Mumbles maritime disaster commemorated 65 years on
One of Wales' worst maritime disasters is being remembered by a small community near Swansea.
Eight lifeboat men from the Mumbles lost their lives in 1947 when they went to the aid of the shipwrecked SS Samtampa, whose 39 crew also died.
The 7,000 tonne steamer, en route from Middlesbrough to Newport, ran aground at Sker Point near Porthcawl in the face of a 70mph (112kph) gale.
Flags are flying at half-mast on Monday over the lifeboat house at Mumbles.
It is believed the lifeboat was struck by an exceptionally high wave.
The stricken vessel broke into three on the rocks within 80 minutes.
Maureen Donald, daughter of the lifeboat's second coxswain William Knowle, who was 10 when her father died, said: "The maroons [lifeboat alert flares] went.
"He ran to a young man on the prom and he said: 'Can I borrow your bike, son?'
"That was the last time I saw him. My mother then came home, she closed the legion club, and said: 'You'd better go to bed. 'I'll sit up and wait for Daddy.'
"(I) went to sleep and the next thing I heard was screaming.
'Part of the community'
"My mother heard me coming down the stairs, I think, because she met me halfway and said: 'Daddy's gone.' And I said: 'What do you mean he's gone?'
"She said: 'The lifeboat has floundered and we are not going to have him again, he's gone.' And with that she just collapsed. It was pretty awful."
Mrs Donald's mother also lost her brother on the lifeboat, called Edward Prince of Wales.
Local church verger Bill Barrington, 93, said the impact of the tragedy still lived with the Mumbles.
"Well, we really still haven't recovered," he told BBC Radio Wales.

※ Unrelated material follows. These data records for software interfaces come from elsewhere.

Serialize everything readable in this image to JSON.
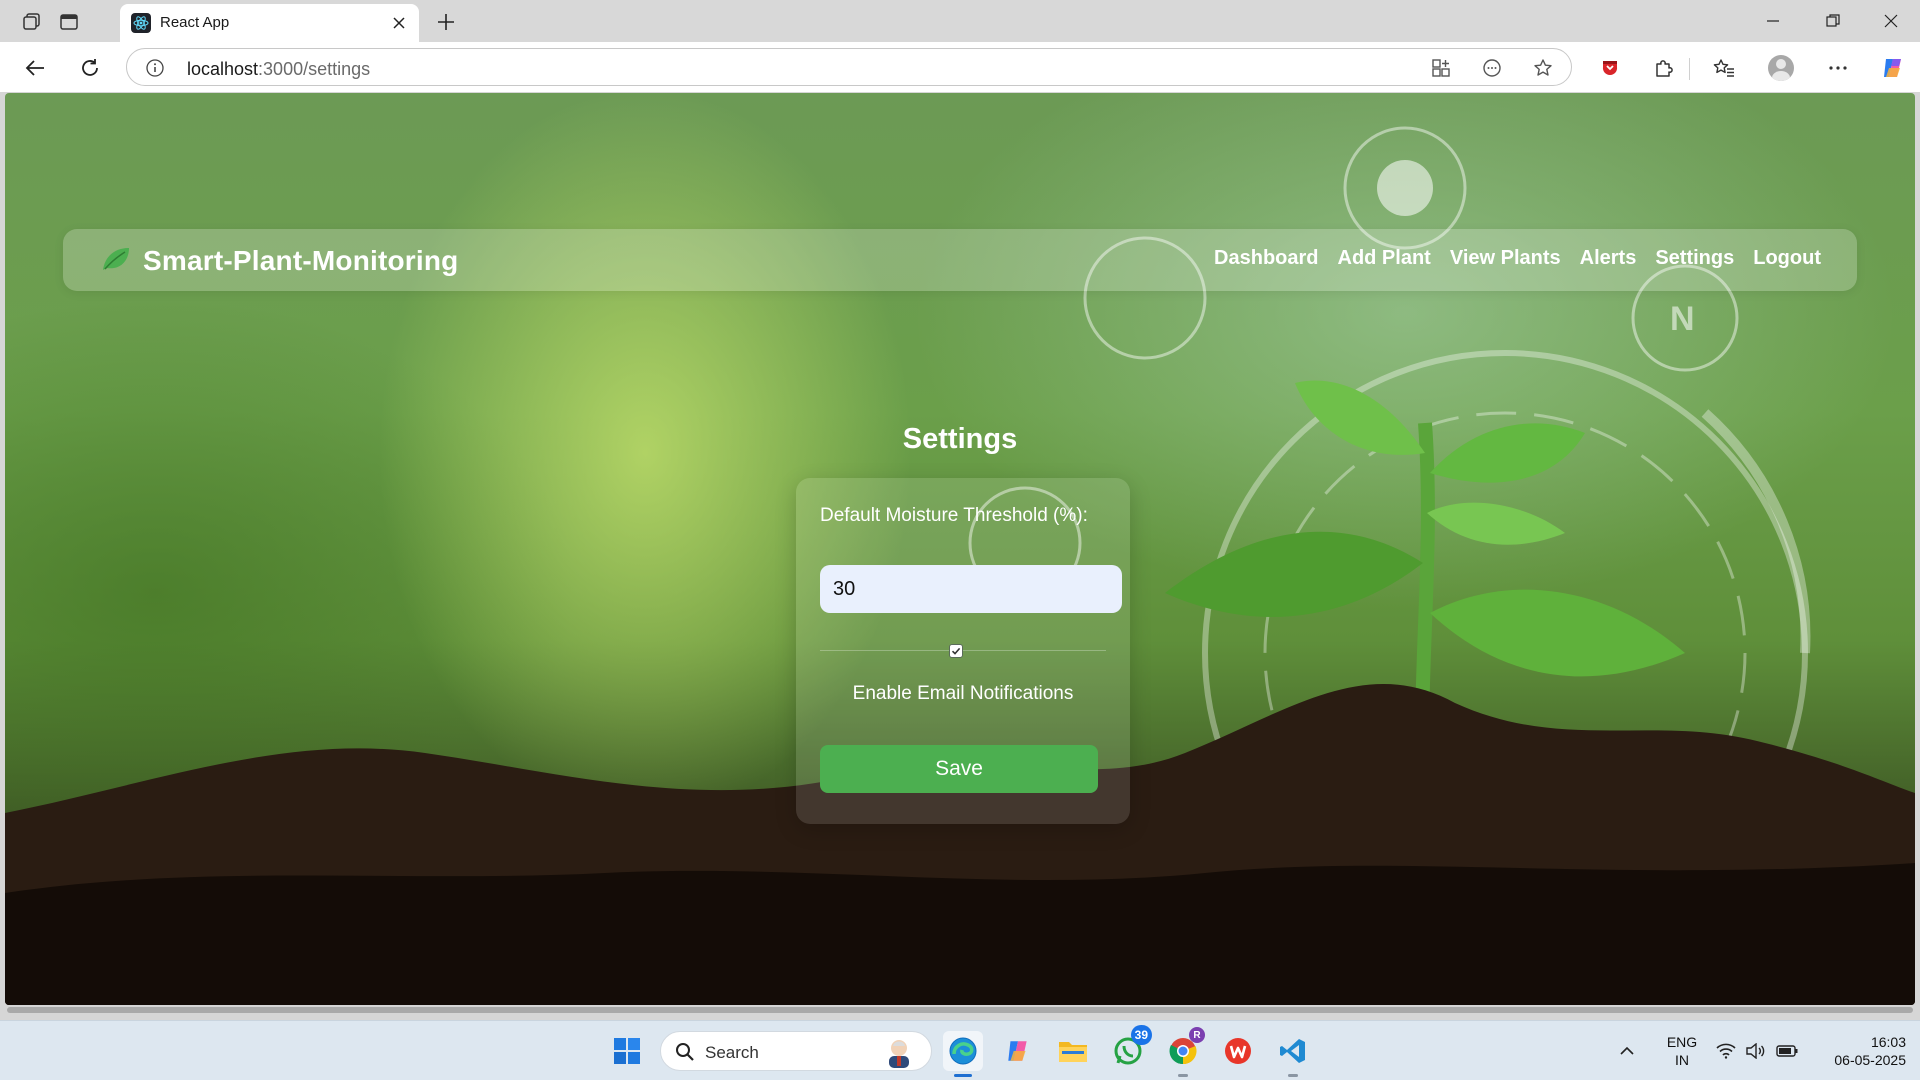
{
  "browser": {
    "tab": {
      "title": "React App"
    },
    "url": {
      "host": "localhost",
      "path": ":3000/settings"
    }
  },
  "app": {
    "brand": "Smart-Plant-Monitoring",
    "nav": [
      {
        "label": "Dashboard"
      },
      {
        "label": "Add Plant"
      },
      {
        "label": "View Plants"
      },
      {
        "label": "Alerts"
      },
      {
        "label": "Settings"
      },
      {
        "label": "Logout"
      }
    ],
    "settings": {
      "title": "Settings",
      "threshold_label": "Default Moisture Threshold (%):",
      "threshold_value": "30",
      "email_notifications_label": "Enable Email Notifications",
      "email_notifications_checked": true,
      "save_label": "Save"
    }
  },
  "taskbar": {
    "search_label": "Search",
    "whatsapp_badge": "39",
    "chrome_profile_badge": "R",
    "lang_line1": "ENG",
    "lang_line2": "IN",
    "time": "16:03",
    "date": "06-05-2025"
  },
  "colors": {
    "save_button": "#4caf50",
    "brand_leaf": "#4caf50",
    "input_background": "#e9f0fd"
  }
}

"It's always been here. It's always been part of the community.
The Mumbles is one of the busiest lifeboat stations in Wales.

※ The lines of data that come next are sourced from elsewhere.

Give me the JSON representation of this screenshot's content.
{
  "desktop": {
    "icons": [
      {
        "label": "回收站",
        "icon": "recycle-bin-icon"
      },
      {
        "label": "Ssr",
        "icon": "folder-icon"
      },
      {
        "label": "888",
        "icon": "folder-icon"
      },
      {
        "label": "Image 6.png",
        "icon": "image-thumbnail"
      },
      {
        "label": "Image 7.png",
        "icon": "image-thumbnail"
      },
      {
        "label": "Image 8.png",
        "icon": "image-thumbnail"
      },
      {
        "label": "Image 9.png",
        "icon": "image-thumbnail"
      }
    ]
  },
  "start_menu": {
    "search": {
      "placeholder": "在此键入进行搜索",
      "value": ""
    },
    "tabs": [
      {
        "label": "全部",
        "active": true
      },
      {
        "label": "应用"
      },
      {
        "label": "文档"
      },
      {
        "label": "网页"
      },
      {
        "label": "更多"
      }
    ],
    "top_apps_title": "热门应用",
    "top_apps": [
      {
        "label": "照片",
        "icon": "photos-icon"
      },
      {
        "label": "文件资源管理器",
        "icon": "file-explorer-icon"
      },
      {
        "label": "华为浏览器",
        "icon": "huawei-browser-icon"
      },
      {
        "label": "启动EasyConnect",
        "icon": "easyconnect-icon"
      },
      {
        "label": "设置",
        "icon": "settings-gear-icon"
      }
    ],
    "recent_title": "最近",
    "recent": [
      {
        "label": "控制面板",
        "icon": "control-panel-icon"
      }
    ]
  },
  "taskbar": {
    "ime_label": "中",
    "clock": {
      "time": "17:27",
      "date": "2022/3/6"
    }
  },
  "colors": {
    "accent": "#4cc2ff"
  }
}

Last year, the town's two boats were launched 70 times between them, bringing ashore 89 people.